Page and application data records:

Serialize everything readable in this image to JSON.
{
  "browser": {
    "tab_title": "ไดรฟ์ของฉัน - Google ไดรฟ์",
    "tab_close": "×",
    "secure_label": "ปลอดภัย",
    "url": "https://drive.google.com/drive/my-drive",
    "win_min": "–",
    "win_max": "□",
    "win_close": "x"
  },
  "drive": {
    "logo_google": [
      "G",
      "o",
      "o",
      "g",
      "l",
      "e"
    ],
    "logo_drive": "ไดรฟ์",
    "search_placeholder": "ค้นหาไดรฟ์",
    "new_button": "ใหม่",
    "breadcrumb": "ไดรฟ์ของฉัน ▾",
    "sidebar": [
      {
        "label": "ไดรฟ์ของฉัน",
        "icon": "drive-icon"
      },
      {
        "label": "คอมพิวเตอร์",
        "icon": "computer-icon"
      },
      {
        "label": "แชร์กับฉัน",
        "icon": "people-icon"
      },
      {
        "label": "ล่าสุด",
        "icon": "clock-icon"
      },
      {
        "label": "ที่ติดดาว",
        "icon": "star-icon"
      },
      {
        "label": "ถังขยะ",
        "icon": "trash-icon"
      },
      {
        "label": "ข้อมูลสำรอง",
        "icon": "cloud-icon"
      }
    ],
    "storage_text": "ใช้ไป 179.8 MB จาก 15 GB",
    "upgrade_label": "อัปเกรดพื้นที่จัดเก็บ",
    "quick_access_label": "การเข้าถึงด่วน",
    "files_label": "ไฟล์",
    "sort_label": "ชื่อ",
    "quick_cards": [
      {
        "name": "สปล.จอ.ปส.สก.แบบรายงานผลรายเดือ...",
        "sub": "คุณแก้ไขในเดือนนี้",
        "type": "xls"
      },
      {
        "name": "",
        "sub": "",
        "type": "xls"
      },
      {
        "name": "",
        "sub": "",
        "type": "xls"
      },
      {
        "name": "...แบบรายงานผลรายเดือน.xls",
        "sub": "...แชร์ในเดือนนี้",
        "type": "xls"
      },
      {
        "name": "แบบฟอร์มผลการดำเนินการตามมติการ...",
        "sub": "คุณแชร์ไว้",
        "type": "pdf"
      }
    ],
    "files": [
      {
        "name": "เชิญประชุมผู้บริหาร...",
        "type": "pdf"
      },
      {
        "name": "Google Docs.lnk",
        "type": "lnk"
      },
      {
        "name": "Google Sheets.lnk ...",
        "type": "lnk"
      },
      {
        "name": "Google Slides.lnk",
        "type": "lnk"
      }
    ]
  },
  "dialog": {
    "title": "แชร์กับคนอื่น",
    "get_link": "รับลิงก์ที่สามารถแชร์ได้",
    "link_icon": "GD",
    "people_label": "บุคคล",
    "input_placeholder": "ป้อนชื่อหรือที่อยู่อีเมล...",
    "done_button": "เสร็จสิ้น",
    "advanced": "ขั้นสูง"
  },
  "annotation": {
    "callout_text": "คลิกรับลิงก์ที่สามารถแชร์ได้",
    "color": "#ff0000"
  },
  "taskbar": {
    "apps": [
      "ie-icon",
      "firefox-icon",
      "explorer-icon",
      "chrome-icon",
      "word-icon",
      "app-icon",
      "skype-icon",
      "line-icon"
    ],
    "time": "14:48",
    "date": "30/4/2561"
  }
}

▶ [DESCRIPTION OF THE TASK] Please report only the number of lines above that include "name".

▶ [FINISHED TASK] 9